What you will do
Scan the records below for lines with the word "RECRUITMENT", then state how many you find and nothing else.

Items from an interface collection
————

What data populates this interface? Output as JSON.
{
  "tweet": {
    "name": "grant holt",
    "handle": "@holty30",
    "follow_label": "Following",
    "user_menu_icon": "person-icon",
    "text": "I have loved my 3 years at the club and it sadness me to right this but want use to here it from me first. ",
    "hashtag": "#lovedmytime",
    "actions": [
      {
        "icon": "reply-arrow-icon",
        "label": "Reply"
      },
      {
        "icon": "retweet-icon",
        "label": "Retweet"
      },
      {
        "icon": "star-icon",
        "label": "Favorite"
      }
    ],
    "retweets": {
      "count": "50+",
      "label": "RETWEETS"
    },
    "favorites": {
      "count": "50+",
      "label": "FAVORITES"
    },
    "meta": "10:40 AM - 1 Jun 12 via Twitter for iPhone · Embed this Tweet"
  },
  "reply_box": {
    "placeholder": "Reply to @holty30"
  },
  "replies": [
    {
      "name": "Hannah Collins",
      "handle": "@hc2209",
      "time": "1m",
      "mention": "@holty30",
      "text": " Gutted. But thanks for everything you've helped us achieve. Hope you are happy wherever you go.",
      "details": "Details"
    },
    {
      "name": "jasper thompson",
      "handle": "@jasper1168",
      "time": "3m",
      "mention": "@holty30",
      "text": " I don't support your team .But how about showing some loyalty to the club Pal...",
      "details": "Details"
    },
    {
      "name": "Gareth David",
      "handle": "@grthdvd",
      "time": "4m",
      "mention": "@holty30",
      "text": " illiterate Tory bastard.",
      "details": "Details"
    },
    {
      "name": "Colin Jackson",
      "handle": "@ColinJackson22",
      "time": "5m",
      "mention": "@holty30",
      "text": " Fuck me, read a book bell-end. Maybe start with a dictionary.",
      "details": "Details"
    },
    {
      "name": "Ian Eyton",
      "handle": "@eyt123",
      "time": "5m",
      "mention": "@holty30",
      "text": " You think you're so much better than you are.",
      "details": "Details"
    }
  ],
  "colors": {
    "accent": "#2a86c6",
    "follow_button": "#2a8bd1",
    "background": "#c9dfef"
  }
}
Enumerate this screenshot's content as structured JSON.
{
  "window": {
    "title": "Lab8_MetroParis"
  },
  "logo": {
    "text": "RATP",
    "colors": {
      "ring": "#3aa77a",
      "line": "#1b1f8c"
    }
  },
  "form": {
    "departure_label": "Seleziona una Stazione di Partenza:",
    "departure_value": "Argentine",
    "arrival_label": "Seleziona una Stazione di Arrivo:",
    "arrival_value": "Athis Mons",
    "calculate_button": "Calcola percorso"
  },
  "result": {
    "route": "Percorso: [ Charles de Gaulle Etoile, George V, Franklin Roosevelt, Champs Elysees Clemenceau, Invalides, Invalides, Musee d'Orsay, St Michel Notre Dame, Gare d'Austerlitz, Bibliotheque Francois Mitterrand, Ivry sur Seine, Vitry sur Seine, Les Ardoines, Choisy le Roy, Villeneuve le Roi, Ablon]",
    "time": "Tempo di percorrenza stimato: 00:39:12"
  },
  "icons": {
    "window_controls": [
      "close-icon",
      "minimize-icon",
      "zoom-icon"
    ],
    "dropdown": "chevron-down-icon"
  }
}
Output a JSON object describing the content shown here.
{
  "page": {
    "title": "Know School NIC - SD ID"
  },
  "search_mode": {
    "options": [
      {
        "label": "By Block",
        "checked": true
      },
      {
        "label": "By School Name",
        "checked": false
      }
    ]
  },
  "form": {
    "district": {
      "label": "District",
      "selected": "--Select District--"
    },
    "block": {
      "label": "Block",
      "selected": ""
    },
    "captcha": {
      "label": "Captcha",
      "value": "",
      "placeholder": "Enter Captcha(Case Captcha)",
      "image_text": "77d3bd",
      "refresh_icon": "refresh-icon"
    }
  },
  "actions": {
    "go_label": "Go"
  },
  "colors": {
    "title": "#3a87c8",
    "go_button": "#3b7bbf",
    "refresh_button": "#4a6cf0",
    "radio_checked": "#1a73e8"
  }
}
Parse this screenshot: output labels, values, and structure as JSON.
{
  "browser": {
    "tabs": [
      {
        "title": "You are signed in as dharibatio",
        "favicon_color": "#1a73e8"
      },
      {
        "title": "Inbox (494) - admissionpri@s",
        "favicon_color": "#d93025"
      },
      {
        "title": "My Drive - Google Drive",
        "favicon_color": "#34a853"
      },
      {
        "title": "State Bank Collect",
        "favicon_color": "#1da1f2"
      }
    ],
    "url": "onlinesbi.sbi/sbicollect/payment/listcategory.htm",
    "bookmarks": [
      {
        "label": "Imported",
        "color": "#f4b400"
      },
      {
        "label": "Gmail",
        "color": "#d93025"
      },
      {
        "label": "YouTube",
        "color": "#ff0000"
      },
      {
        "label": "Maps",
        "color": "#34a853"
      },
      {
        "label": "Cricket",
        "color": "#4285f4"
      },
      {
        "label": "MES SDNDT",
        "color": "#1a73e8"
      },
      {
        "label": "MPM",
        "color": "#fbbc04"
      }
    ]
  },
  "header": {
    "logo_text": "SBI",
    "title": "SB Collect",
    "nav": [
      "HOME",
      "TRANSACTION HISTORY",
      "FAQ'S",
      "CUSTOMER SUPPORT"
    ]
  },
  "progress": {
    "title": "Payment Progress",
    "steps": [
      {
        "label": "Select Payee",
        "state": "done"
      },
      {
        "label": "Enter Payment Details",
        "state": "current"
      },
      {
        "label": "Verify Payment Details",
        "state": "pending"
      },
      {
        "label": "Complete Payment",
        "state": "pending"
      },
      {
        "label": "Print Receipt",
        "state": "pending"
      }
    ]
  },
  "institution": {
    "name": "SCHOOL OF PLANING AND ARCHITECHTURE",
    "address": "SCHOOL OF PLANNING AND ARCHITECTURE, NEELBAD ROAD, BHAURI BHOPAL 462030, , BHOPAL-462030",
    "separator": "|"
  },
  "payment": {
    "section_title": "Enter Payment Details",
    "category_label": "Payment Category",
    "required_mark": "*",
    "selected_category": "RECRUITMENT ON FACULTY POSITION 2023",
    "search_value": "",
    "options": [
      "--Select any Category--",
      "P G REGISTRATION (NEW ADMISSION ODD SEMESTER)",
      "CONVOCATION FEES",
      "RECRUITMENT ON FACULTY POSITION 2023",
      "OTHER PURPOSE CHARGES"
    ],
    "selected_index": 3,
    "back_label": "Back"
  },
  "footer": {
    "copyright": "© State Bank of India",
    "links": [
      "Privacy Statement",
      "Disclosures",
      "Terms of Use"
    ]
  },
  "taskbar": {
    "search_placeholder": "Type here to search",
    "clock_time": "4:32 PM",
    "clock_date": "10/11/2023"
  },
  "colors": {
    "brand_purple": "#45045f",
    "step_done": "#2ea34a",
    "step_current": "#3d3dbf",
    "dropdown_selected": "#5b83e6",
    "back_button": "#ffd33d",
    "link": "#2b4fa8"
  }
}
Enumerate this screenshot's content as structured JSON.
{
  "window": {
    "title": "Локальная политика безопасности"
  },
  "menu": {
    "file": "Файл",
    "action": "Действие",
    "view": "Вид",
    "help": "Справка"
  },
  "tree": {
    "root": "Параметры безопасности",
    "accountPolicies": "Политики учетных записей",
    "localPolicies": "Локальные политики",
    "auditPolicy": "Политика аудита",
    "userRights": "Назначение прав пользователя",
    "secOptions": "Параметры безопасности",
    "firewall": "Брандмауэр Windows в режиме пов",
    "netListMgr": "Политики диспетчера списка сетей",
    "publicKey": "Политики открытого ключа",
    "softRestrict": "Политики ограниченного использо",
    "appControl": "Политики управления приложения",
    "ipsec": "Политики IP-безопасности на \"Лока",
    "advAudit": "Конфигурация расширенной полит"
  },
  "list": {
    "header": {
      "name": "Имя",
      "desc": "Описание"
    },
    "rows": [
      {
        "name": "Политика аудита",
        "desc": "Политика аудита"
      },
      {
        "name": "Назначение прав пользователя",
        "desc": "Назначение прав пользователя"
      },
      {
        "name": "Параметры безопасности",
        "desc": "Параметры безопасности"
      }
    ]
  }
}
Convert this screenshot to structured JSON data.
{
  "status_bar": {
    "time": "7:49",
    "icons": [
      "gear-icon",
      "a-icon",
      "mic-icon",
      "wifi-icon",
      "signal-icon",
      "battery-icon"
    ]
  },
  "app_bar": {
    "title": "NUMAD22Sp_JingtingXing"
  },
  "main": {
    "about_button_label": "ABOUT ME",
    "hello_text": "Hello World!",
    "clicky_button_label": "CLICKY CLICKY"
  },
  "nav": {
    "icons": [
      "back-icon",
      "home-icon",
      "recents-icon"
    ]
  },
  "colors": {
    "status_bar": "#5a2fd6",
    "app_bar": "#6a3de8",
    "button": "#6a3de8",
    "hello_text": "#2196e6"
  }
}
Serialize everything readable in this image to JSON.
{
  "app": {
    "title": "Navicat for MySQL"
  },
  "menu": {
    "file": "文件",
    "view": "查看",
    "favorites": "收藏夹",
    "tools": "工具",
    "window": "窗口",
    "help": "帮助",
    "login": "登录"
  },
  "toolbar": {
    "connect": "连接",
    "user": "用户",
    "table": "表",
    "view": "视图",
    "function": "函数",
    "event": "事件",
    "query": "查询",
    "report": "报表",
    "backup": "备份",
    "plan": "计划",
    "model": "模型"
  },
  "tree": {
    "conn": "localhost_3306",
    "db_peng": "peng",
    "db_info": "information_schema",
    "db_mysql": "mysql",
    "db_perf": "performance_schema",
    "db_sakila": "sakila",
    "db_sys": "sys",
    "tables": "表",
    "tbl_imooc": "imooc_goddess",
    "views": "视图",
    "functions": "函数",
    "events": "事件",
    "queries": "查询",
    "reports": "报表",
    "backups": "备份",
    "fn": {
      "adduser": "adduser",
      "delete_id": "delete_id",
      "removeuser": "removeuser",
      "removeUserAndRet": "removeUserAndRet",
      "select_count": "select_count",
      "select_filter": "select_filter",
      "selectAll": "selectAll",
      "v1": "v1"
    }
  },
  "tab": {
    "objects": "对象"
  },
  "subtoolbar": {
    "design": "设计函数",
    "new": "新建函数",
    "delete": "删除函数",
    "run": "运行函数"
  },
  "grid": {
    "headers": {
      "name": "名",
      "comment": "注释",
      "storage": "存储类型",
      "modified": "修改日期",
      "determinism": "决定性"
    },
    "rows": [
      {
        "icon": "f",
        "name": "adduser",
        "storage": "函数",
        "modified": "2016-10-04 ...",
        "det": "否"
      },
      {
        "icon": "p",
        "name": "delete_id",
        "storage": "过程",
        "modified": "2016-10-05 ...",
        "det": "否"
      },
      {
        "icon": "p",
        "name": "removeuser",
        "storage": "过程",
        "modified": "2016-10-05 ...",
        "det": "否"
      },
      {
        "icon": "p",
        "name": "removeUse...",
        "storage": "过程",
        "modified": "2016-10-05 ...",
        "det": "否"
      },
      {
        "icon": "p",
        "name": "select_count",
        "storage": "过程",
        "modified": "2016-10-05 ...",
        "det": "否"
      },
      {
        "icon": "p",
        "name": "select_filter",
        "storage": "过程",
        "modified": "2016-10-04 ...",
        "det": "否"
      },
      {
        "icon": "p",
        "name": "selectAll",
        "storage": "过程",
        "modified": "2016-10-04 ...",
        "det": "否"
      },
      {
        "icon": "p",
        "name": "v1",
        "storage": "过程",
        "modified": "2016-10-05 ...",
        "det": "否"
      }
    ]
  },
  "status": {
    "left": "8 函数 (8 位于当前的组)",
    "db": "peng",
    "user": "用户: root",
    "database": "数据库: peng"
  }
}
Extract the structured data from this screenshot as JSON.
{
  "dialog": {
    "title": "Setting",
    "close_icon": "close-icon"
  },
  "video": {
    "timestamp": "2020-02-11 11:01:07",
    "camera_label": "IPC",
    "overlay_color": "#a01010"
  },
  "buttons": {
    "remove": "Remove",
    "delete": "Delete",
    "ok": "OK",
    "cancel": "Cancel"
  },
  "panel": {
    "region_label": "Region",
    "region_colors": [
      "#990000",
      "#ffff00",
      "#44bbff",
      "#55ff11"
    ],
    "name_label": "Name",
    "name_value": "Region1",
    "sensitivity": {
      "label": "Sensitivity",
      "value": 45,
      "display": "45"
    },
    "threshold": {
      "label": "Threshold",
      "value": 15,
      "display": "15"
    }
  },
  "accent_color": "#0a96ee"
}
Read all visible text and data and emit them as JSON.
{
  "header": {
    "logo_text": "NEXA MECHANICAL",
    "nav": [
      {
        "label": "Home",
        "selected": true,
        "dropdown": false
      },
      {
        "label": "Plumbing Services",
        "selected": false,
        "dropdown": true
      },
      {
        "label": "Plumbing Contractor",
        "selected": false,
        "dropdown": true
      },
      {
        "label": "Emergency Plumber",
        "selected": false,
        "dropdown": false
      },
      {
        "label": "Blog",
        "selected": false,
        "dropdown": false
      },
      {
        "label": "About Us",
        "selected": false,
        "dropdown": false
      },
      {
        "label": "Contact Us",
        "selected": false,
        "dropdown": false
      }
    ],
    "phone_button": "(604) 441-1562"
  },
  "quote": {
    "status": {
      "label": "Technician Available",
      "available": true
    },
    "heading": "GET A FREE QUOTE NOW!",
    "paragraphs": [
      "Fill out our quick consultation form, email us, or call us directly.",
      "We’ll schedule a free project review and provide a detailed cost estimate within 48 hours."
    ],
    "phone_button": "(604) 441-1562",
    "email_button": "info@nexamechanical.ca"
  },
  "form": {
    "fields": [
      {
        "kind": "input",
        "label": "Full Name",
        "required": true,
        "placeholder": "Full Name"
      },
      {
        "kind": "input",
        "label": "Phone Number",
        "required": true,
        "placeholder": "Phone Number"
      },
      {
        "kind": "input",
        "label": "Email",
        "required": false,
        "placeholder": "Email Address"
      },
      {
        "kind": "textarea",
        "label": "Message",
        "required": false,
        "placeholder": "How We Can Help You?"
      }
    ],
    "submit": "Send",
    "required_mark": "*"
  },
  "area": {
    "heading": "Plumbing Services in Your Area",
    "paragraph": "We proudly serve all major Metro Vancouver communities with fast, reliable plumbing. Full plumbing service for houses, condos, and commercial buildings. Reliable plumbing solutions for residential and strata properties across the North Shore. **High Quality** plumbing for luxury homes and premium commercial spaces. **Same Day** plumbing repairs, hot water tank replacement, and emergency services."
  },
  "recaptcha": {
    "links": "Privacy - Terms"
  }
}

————

Answer to the exercise
2